The state wants a judge to decide whether the East Peoria group is a charity. Matt Hale, the group's 27-year-old leader, also is named in the lawsuit.
Ryan says at this point, there's no evidence of any criminal activity or financial irregularities by the church, but neither is there any public accounting of how the hate group receives or spends its money.
Charities must register with the attorney general's office under Illinois law. If the group is declared a charity, Ryan wants it to stop all activities until it accounts for its funding, and provides annual updates.
"No organization has the right to exploit the protections and benefits the law affords charities," Ryan said.
As to whether the attorney general is also investigating any possible criminal aspects of the church, Schlesinger reports Ryan says only that his special prosecutions unit is working on the case but he refuses to offer any specifics. The Justice Department is also currently considering whether there are sufficient grounds for a federal investigation of Hale's organization.
Ryan's Charitable Trusts Bureau launched an investigation of the World Church of the Creator after Smith's two-state shooting spree over the Fourth of July weekend left two dead and nine others injured. All the victims were black, Jewish or Asian.
Investigators quickly linked Smith, who killed himself at the end of the rampage, to Hale's group. Smith earlier had run-ins with authorities in Illinois and Indiana when he blanketed communities with the group's hate literature.
Hale said today he believes his organization followed the law. He said he chose not to register the World Church of the Creator with the state or pay any taxes based on informal talks he had with an attorney four years ago.

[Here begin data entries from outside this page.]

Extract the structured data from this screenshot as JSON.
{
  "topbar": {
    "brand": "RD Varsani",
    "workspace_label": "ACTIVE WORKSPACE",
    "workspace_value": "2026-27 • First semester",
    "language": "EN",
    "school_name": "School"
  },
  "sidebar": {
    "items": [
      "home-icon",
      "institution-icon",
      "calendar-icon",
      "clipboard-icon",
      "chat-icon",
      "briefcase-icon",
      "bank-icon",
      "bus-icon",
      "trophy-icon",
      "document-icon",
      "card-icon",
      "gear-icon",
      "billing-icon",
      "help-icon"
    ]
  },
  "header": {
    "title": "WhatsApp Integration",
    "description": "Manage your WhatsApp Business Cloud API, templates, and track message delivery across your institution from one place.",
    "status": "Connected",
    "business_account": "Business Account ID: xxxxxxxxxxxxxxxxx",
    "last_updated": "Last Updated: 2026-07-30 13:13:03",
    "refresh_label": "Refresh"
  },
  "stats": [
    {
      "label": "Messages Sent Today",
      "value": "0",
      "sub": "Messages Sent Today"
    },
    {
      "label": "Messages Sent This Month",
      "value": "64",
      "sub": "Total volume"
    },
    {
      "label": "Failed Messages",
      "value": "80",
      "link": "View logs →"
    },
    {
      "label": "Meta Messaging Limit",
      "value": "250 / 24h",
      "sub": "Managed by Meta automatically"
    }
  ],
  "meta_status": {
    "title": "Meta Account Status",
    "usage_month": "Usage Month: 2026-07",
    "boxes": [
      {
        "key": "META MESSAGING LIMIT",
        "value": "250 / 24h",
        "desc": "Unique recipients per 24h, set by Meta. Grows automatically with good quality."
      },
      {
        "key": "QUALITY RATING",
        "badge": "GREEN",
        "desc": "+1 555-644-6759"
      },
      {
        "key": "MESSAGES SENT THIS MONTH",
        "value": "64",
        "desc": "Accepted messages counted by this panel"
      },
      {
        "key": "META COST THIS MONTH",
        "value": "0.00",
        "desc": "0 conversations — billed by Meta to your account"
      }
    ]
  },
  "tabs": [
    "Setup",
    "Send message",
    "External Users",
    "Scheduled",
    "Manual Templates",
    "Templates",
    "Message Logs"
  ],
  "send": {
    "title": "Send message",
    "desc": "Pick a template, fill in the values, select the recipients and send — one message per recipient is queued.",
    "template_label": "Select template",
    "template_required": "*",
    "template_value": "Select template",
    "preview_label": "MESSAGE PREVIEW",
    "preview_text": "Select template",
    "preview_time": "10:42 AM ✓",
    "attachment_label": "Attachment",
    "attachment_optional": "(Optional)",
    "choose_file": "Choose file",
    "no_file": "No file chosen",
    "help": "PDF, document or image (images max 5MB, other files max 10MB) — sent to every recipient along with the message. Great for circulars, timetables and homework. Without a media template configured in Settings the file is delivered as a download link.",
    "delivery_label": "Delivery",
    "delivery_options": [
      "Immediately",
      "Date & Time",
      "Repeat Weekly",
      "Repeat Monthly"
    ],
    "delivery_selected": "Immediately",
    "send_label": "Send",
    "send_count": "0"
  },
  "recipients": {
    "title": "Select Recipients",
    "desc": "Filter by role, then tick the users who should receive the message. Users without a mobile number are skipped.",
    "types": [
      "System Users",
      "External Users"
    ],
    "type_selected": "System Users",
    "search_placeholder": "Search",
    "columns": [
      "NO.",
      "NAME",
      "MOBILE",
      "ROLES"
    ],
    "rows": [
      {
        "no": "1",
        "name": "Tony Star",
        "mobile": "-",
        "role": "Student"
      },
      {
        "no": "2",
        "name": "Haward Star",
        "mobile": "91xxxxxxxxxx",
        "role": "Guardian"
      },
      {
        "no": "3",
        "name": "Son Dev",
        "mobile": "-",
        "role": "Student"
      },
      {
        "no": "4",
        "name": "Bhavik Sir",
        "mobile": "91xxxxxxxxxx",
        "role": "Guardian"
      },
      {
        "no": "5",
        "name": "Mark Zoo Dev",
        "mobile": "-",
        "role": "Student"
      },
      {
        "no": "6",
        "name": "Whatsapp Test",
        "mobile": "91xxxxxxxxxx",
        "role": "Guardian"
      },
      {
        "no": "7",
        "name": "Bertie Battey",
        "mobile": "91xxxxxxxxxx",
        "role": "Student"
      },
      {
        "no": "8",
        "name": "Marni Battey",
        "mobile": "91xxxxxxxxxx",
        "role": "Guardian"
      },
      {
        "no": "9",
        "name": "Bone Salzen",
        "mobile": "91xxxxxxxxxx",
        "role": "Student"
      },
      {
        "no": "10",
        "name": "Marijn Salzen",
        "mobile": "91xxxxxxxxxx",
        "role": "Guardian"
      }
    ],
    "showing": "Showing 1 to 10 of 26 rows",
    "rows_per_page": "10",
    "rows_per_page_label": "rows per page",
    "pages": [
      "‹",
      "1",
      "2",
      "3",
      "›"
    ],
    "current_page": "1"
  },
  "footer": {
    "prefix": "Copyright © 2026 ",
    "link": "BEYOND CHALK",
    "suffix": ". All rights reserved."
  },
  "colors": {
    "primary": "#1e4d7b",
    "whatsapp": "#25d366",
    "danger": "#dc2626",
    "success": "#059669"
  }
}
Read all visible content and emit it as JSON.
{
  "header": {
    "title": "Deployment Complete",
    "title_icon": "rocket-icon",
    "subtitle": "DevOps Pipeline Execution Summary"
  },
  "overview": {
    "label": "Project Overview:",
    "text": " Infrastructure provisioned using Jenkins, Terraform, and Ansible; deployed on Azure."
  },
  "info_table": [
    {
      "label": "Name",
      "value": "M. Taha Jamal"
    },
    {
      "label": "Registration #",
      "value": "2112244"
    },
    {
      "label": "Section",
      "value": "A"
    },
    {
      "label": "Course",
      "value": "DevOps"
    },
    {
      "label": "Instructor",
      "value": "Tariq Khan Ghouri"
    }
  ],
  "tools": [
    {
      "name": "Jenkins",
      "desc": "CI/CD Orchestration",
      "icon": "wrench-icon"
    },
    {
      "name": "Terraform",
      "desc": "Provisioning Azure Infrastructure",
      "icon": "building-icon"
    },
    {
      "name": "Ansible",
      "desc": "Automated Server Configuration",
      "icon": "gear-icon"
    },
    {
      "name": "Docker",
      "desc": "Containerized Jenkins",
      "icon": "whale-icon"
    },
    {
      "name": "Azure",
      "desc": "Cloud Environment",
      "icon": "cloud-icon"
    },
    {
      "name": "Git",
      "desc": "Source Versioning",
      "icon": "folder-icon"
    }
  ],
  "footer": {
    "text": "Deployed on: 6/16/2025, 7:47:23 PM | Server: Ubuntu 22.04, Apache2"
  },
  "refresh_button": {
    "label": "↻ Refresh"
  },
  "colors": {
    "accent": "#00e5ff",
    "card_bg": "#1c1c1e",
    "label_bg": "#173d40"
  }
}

"It's my understanding from attorney consultation in the past that you don't have to file paperwork with the state. We're going to find that out very soon through the court system," Hale said.
Ryan said that by raising money to benefit a "religious, not-for-profit entity," the organization is leading the public to believe it is soliciting for charitable purposes. The lawsuit was filed in Cook County Circuit Court.